          On the specific issue of NHS Orkney, Mr McArthur referred to the fact that the board has been reviewing the way in which it provides cardiology services in the Orkney Islands. I understand that, as a result of that review and through additional resources that have been provided, NHS Orkney has recruited an extra consulting cardiologist to help support the service and that it is working in partnership with NHS Grampian on the way in which it delivers some of the services.

          I understand from NHS Orkney that it hopes that that will allow it to free up some of the time of the clinical nurse specialist that it has at present so that they can do some extra work on heart failure matters, which there is no time for at the moment. That will help to support and extend the work that can be taken forward there. No doubt Mr McArthur will wish to pursue those issues with his local health board to ensure that it continues to make progress on them.

          On the NHS Grampian matter to which Dennis Robertson referred, my understanding is that an option appraisal paper is being prepared for the board’s consideration this month that will look at a number of options. Part of that work will involve looking at how NHS Grampian can support heart failure nurse services in the board area. The process should be completed by August this year. Again, of course, we expect NHS Grampian to ensure that it can meet the needs of cardiac failure patients in its area in line with what is set out in the SIGN guidelines.

          Nanette Milne made an important point. Most chamber debates on long-term conditions to which I respond involve a request for more specialist nurses in one long-term condition or another. Specialist nurses have an important role to play, but they also play a role in supporting our other NHS staff to work more effectively with patients with specific conditions such as heart disease. That is why we have invested £150,000 in the heart disease education programme called heart-e, which will support our heart failure specialist nurses in training and supporting other nursing and clinical staff to deal with patients more effectively and to be more confident in managing heart failure. The programme will be launched in November and will support that area of work.

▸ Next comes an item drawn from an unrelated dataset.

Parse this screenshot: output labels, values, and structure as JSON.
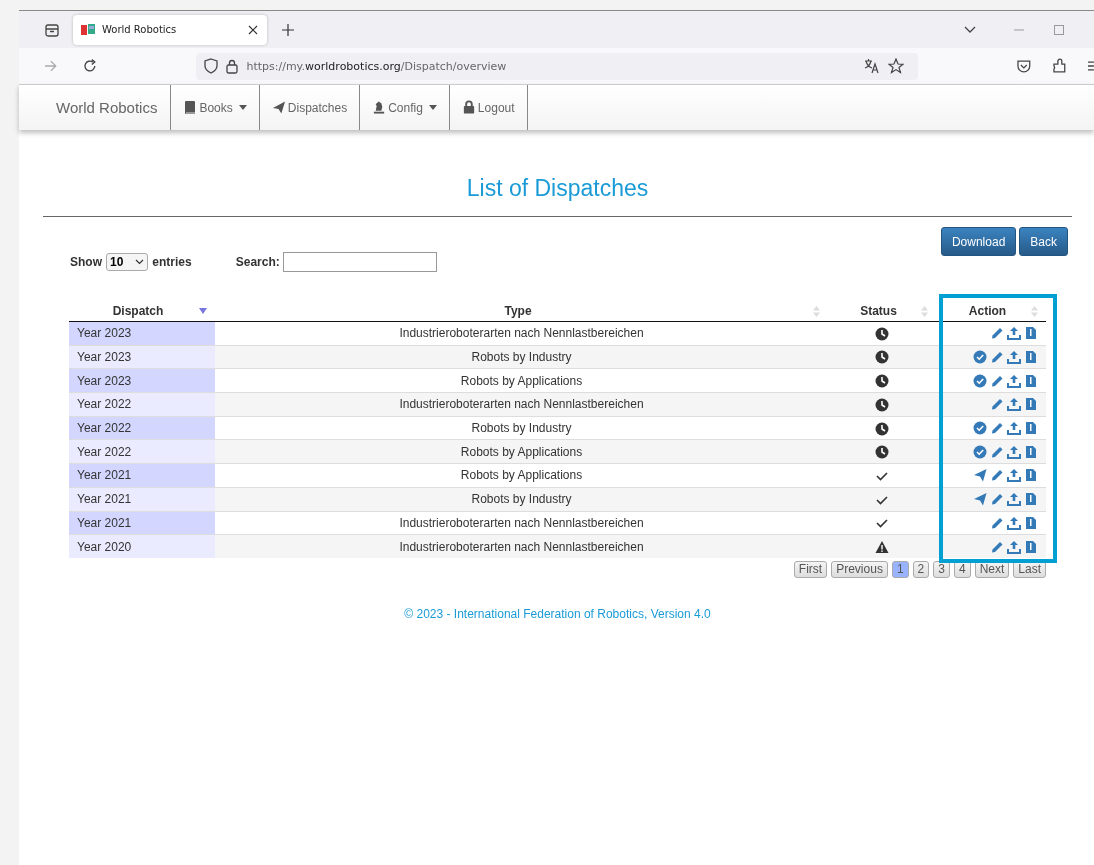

          Finally, I turn to the national advisory group to which Dave Thompson referred. That group has now been established and is acting as a heart failure hub that is drawing together expertise in how we can build on progress in the use of heart failure nurses. The group took a little longer than anticipated to get established, but we expect it to meet within the next six weeks. The chairs have been appointed and its membership has been agreed.

          We are also in the process of appointing a national co-ordinator to support the group’s improvement activities across NHS Scotland. By acting as a hub in drawing together good practice from different board areas, the group can help to disseminate that good practice in other board areas, and the national co-ordinator will have an overview of the progress that is made by individual boards.

          I recognise the importance of specialist nurses and of heart failure nurses in particular. The Scottish heart failure nurse forum report is an important contribution to that area of work. We will work with our health boards to see what further measures can be taken to build on the progress that has been made since 2008, so that we can continue to provide the best possible service for those patients who suffer from heart failure.

          Meeting closed at 18:17.